This is the top of the vertical portion of the antenna – left vertical wire for 80m (terminates at the white PVC insulator), right vertical wire continues up to the three top loading wires for 160m.
The feed point has not changed, but you can see the two vertical wires connected together at the feed. The white vacuum relay and coil are used for matching purposes on 160 and acts as a hairpin match.
Here’s the top of the antenna – you can see the new ladder line and the three top loading wires used for 160 and also to support the somewhat flimsy mast in the wind.

CQWW DX SSB results and preps for the CW weekend

I’ve been bad about updating this site. I suppose it is a good thing, but I have been extremely busy – but I know there are those who visit here periodically so I need to be better about updating.

The CQWW DX SSB contest exceeded all of my expectations. I had hoped to break 5,000 QSOs – which would match my last SOAB effort from Guam in this contest back in 1999. It turns out that I broke 6,000 QSOs – but fell short of the Oceania single op record. Conditions were good, but not good enough.

Here is the breakdown:

Band QSOs Zones Countries
160: 5 3 5
80: 124 27 35
40: 602 29 67
20: 1227 35 103
15: 2014 35 96
10: 2414 36 100
Total: 6386 165 406 Total Score = 10,602,889

This score is very close to my CW score from last year. I had more multipliers in 2011, but the QSO total is within 100 or so.

I found a number of small issues with the station during the contest. Most of all, my new remote Beverage switch, utilizing the LM3914, worked very poorly. Specifically, it introduced noise into the feed line, which reduced the effectiveness of the receive antennas. Additionally, the noise floor on my NW and W Beverages was much higher than earlier this year – by 5 or 6 S-units. The European Beverages used to be my quietest antenna, but for the contest it was the noisiest.

I replaced my LM3914 “experiment” with a new design, using +12V, -12V, and 12VAC to switch between four antenna positions. Design is similar to the RCS-4. It works fantastic and all the noise generated by the 3914 IC is gone. I also found and corrected the source of the noise on my NW and W Beverages – a bad connection in the RG-6 cable that feeds these antennas. The bad connection allowed the antennas to function, but high resistance allowed ingress of common mode noise from the shield. Once fixed, my European Beverage is now as quiet as it has been in the past.

Last week I had just finished working PT0S on 40m CW (seconds after sending 5NN) when I heard a loud BOOM of thunder and a loud snap in the shack. I had taken a very close lightning strike. I was completely unaware that a storm had moved in, and lightning is rare on Guam. Turns out I was lucky. So far, the only apparent damage is to one antenna port in my 6X2 antenna switch and the house telephone. I am able to bypass this antenna port – and should be ready for next weekend.

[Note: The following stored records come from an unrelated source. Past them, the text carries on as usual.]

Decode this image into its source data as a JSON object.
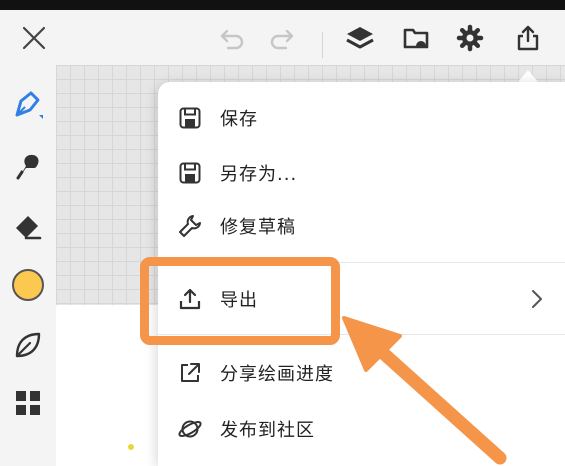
{
  "menu": {
    "items": [
      {
        "id": "save",
        "label": "保存",
        "icon": "save-icon"
      },
      {
        "id": "save-as",
        "label": "另存为...",
        "icon": "save-as-icon"
      },
      {
        "id": "repair",
        "label": "修复草稿",
        "icon": "wrench-icon"
      },
      {
        "id": "export",
        "label": "导出",
        "icon": "export-icon",
        "has_submenu": true
      },
      {
        "id": "share",
        "label": "分享绘画进度",
        "icon": "share-icon"
      },
      {
        "id": "publish",
        "label": "发布到社区",
        "icon": "planet-icon"
      }
    ]
  },
  "toolbar": {
    "icons": [
      "close-icon",
      "undo-icon",
      "redo-icon",
      "layers-icon",
      "folder-icon",
      "gear-icon",
      "share-upload-icon"
    ]
  },
  "sidebar": {
    "tools": [
      "pen-icon",
      "smudge-icon",
      "eraser-icon",
      "color-swatch",
      "leaf-icon",
      "grid-icon"
    ],
    "current_color": "#fbc950"
  },
  "colors": {
    "accent": "#2f7fe6",
    "annotation": "#f4954a"
  }
}
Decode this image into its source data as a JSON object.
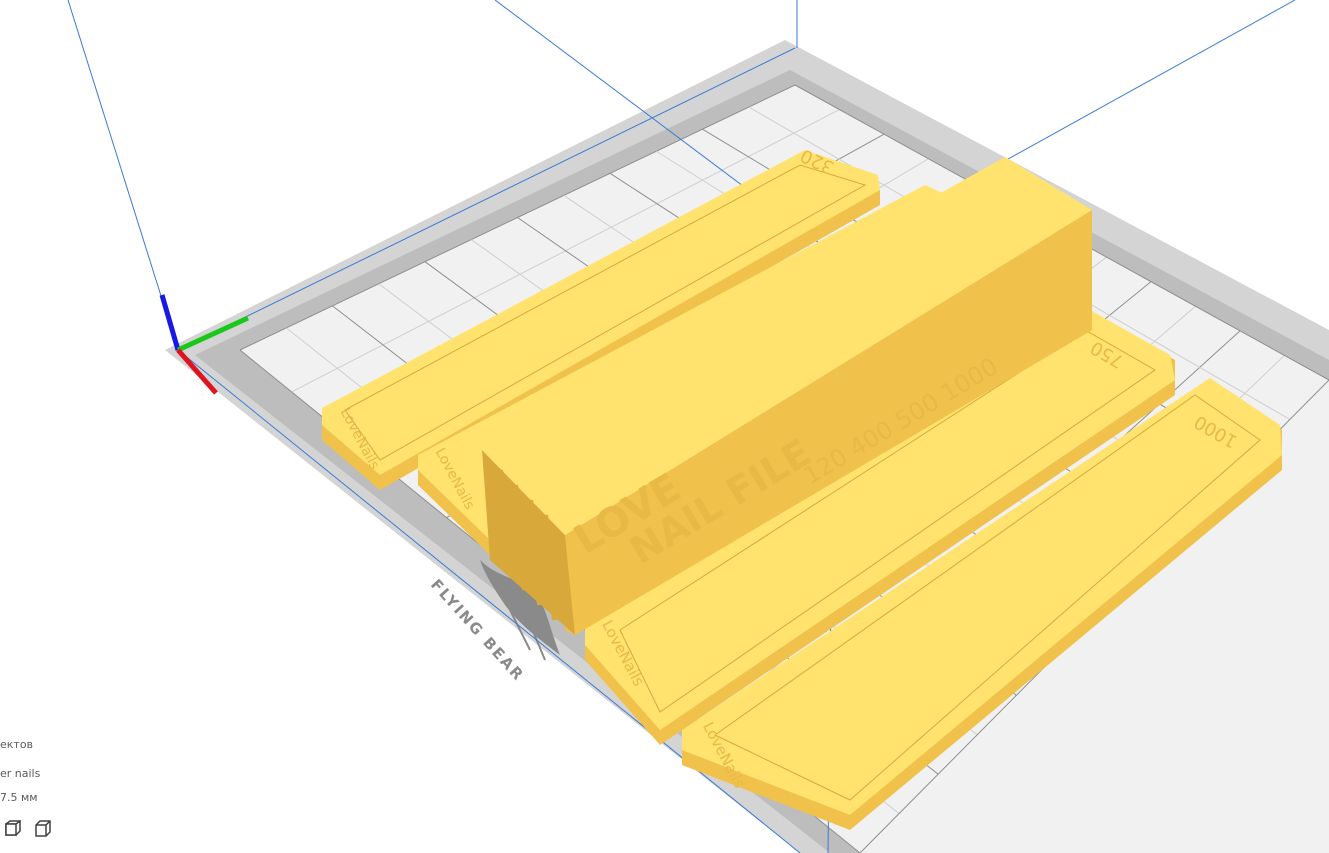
{
  "viewport": {
    "colors": {
      "background": "#ffffff",
      "bed_frame": "#d4d4d4",
      "bed_frame_dark": "#bdbdbd",
      "bed_surface": "#f1f1f1",
      "grid_major": "#8f8f8f",
      "grid_minor": "#cfcfcf",
      "build_volume_line": "#3a7bd5",
      "model_top": "#ffe36e",
      "model_side": "#f0c24c",
      "model_dark": "#d9a83a",
      "model_text": "#e8b944",
      "axis_x": "#e0141e",
      "axis_y": "#19c819",
      "axis_z": "#1919e6",
      "bed_logo": "#8a8a8a"
    },
    "bed_logo_text": "FLYING BEAR",
    "model_labels": {
      "box_title_1": "LOVE",
      "box_title_2": "NAIL FILE",
      "box_grits": "120 400 500 1000",
      "plate_top_grit": "320",
      "plate_right_upper_grit": "750",
      "plate_right_lower_grit": "1000",
      "brand": "LoveNails"
    }
  },
  "info_panel": {
    "line1": "ектов",
    "line2": "er nails",
    "line3": "7.5 мм"
  },
  "view_buttons": [
    {
      "icon": "front-view-cube-icon"
    },
    {
      "icon": "perspective-view-cube-icon"
    }
  ]
}
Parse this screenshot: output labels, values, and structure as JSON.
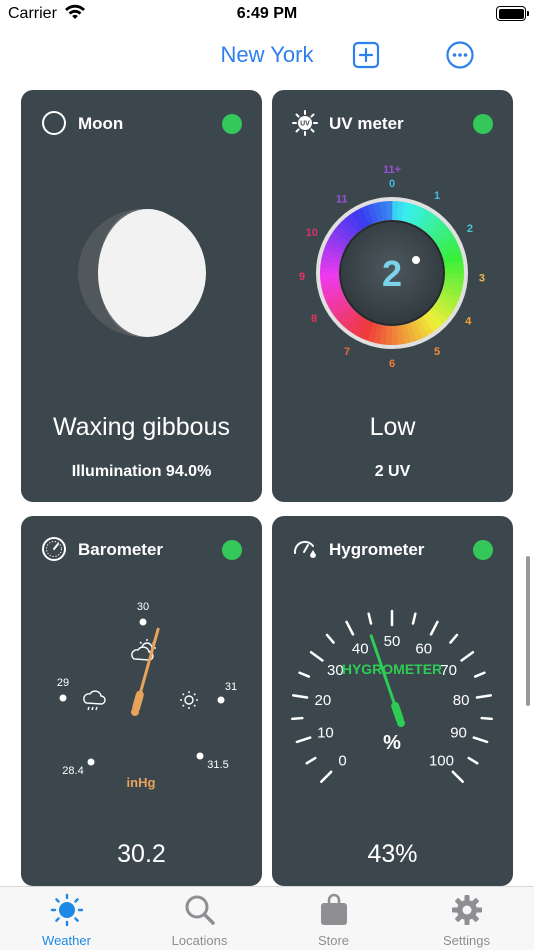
{
  "status_bar": {
    "carrier": "Carrier",
    "time": "6:49 PM"
  },
  "nav": {
    "title": "New York"
  },
  "moon": {
    "title": "Moon",
    "phase": "Waxing gibbous",
    "illumination": "Illumination 94.0%",
    "illumination_value": 94.0
  },
  "uv": {
    "title": "UV meter",
    "value": "2",
    "level": "Low",
    "reading": "2 UV",
    "scale_labels": [
      "0",
      "1",
      "2",
      "3",
      "4",
      "5",
      "6",
      "7",
      "8",
      "9",
      "10",
      "11",
      "11+"
    ],
    "icon_label": "UV"
  },
  "barometer": {
    "title": "Barometer",
    "reading": "30.2",
    "unit": "inHg",
    "value": 30.2,
    "scale_labels": [
      "28.4",
      "29",
      "30",
      "31",
      "31.5"
    ]
  },
  "hygrometer": {
    "title": "Hygrometer",
    "reading": "43%",
    "dial_title": "HYGROMETER",
    "unit": "%",
    "value": 43,
    "scale_labels": [
      "0",
      "10",
      "20",
      "30",
      "40",
      "50",
      "60",
      "70",
      "80",
      "90",
      "100"
    ]
  },
  "tabs": [
    {
      "label": "Weather",
      "icon": "sun-icon",
      "active": true
    },
    {
      "label": "Locations",
      "icon": "magnifier-icon",
      "active": false
    },
    {
      "label": "Store",
      "icon": "bag-icon",
      "active": false
    },
    {
      "label": "Settings",
      "icon": "gear-icon",
      "active": false
    }
  ],
  "colors": {
    "accent": "#2f80ed",
    "card_bg": "#3b474d",
    "status_green": "#34c759",
    "hygro_green": "#34c759",
    "baro_needle": "#e8a25a"
  }
}
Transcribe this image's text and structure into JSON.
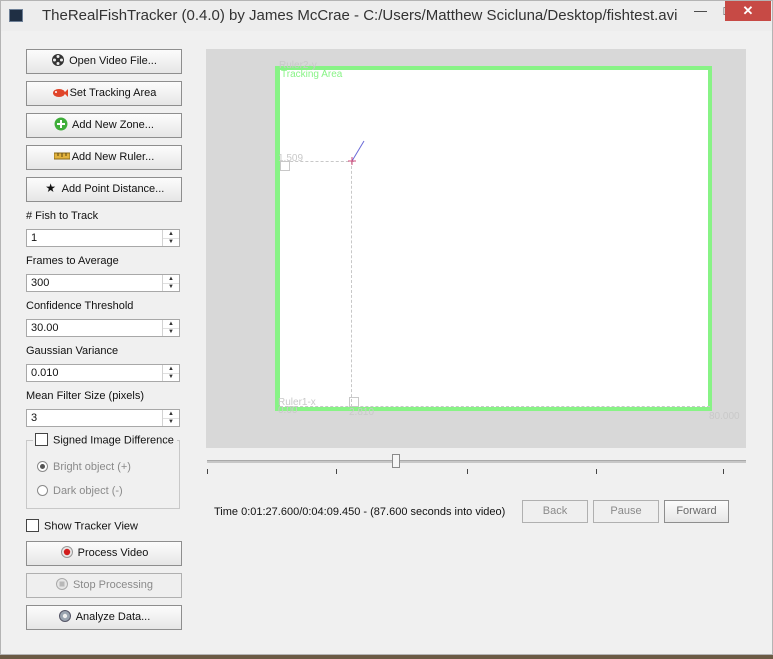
{
  "window": {
    "title": "TheRealFishTracker (0.4.0) by James McCrae - C:/Users/Matthew Scicluna/Desktop/fishtest.avi",
    "min_glyph": "—",
    "max_glyph": "□",
    "close_glyph": "✕"
  },
  "sidebar": {
    "open_video": "Open Video File...",
    "set_tracking_area": "Set Tracking Area",
    "add_new_zone": "Add New Zone...",
    "add_new_ruler": "Add New Ruler...",
    "add_point_distance": "Add Point Distance...",
    "fish_to_track": {
      "label": "# Fish to Track",
      "value": "1"
    },
    "frames_to_average": {
      "label": "Frames to Average",
      "value": "300"
    },
    "confidence_threshold": {
      "label": "Confidence Threshold",
      "value": "30.00"
    },
    "gaussian_variance": {
      "label": "Gaussian Variance",
      "value": "0.010"
    },
    "mean_filter_size": {
      "label": "Mean Filter Size (pixels)",
      "value": "3"
    },
    "signed_image_difference": {
      "label": "Signed Image Difference",
      "checked": false
    },
    "bright_object": {
      "label": "Bright object (+)",
      "selected": true
    },
    "dark_object": {
      "label": "Dark object (-)",
      "selected": false
    },
    "show_tracker_view": {
      "label": "Show Tracker View",
      "checked": false
    },
    "process_video": "Process Video",
    "stop_processing": "Stop Processing",
    "analyze_data": "Analyze Data..."
  },
  "viewer": {
    "tracking_area_label": "Tracking Area",
    "ruler2_label": "Ruler2-y",
    "ruler1_label": "Ruler1-x",
    "y_value": "1.509",
    "origin_value": "0.00",
    "x_value": "2.810",
    "right_value": "80.000"
  },
  "playback": {
    "position_fraction": 0.35,
    "time_text": "Time 0:01:27.600/0:04:09.450 - (87.600 seconds into video)",
    "back": "Back",
    "pause": "Pause",
    "forward": "Forward"
  },
  "colors": {
    "tracking_green": "#88f386",
    "close_red": "#c74a45",
    "record_red": "#d21e1e"
  }
}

I have a few more things to wrap up this week also before the contest. It’s been busy to find time, because of my work responsibilities as Port Engineer. I have a ship that just entered an availability, so my work load will be greatly increased until the project is complete next February. Here are some photos of the haul out of USCGC ASSATEAGUE, a 110ft Island Class patrol boat based here on Guam.

Looking down at the ship from a camera mounted to the main crane hook about 150ft high.
Divers check out the position of the lifting cradle under the ship
ASSATEAGUE is in mid-air as the floating cranes are shifted around to the pier where the ship will sit until work is complete.